NBA Fines Referee for Rivers’ Ejection

by March 20, 2009

by Ryne Nelson

The NBA announced yesterday that it fined referee Bill Kennedy an undisclosed amount for issuing what Doc Rivers claimed was “the most unprofessional tech I’ve ever had.”

Rivers was furious after he got whistled for his second technical foul with 29.8 seconds left against the Bulls March 17.

“Look at the film. I actually walked away. He asked me, ‘Where do you want the ball?’ And I said, ‘Ask them,’ talking about my players. That’s my right to say that, and he walked away.

“He stood there and stared me down and stared me down and goaded me until I turned around and said, ‘What?’ That’s when I got thrown out of the game. In a [5-point] game? Think about that.”

For that postgame “rant,” Doc is out 25 large. But here’s the crux: If the League admitted Kennedy was wrong by enticing Doc to say something, why should the coach be fined?

Correct me if I’m wrong, but the League has never undercut one of its referees for a poor decision made in a game. That’s admitting Kennedy made a mistake.

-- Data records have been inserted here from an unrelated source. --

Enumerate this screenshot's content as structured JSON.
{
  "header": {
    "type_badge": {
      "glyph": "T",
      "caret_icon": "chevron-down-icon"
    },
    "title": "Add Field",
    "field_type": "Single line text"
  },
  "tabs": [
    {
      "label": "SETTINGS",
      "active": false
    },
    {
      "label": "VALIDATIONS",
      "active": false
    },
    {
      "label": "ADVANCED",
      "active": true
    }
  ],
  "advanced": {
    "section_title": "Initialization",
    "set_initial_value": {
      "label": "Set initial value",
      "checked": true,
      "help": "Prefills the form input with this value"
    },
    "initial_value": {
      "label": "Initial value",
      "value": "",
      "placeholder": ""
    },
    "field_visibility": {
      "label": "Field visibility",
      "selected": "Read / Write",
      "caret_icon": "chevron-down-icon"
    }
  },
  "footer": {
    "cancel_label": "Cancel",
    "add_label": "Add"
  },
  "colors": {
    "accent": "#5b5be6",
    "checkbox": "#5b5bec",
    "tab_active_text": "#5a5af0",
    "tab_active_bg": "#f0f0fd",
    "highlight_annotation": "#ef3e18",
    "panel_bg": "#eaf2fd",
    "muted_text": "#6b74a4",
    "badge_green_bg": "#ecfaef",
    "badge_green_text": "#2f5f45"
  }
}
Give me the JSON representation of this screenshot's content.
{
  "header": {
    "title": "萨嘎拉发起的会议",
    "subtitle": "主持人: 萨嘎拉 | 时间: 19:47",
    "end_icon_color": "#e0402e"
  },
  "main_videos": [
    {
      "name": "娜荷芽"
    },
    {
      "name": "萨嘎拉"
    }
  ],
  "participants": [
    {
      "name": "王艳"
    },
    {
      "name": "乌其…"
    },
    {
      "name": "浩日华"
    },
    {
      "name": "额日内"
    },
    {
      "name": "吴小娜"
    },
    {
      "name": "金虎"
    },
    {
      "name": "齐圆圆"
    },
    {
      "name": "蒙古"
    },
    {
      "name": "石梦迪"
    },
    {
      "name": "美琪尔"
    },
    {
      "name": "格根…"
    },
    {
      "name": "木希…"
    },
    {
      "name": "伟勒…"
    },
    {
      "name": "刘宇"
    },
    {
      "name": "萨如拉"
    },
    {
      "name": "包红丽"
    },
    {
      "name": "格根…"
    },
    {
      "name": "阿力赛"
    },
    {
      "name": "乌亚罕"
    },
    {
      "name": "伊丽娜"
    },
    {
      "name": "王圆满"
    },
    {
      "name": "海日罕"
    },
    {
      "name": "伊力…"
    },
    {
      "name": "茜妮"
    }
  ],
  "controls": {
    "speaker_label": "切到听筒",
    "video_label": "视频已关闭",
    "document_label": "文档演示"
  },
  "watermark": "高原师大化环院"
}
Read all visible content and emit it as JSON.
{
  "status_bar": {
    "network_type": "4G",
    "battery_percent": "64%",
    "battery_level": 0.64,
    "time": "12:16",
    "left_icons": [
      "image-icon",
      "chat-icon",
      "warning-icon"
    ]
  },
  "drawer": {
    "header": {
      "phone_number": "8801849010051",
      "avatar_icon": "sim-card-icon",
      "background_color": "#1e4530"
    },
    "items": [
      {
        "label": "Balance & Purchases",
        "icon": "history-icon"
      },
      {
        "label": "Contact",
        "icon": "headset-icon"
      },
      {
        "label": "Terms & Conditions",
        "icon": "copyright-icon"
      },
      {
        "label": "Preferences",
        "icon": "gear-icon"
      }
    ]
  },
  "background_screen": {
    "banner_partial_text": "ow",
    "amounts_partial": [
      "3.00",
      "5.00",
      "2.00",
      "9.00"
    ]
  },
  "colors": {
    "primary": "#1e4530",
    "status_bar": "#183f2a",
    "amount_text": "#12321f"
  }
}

The Referees Union, however, claims Kennedy did nothing wrong. Said spokesman Lamell McMorris:

“Some things you cannot take out of the arsenal of the officials. It’s not a stare to start some kind of disagreement or goad him into getting ejected, it’s just like, ‘Hey, enough is enough. And basically he didn’t even stare him down. He walked away, he turned his back per what he is trained to do and he removed himself from the situation.

“As far as we’re concerned, Billy Kennedy followed every rule according to the referee’s manual as it relates to handling situations like this. The only person in this scenario who has had a pattern of behavior that is unprofessional is Doc Rivers, not Billy Kennedy.”

As McMorris said, referees are told to just walk away when confronted by a coach. Kennedy did not. Since the League now claims transparency in its officiating, it should disclose how much Kennedy was fined and offer an official explaination for what happened. Either that, or it should start taking Mark Cuban’s idea of Referee Efficiency Ratings seriously.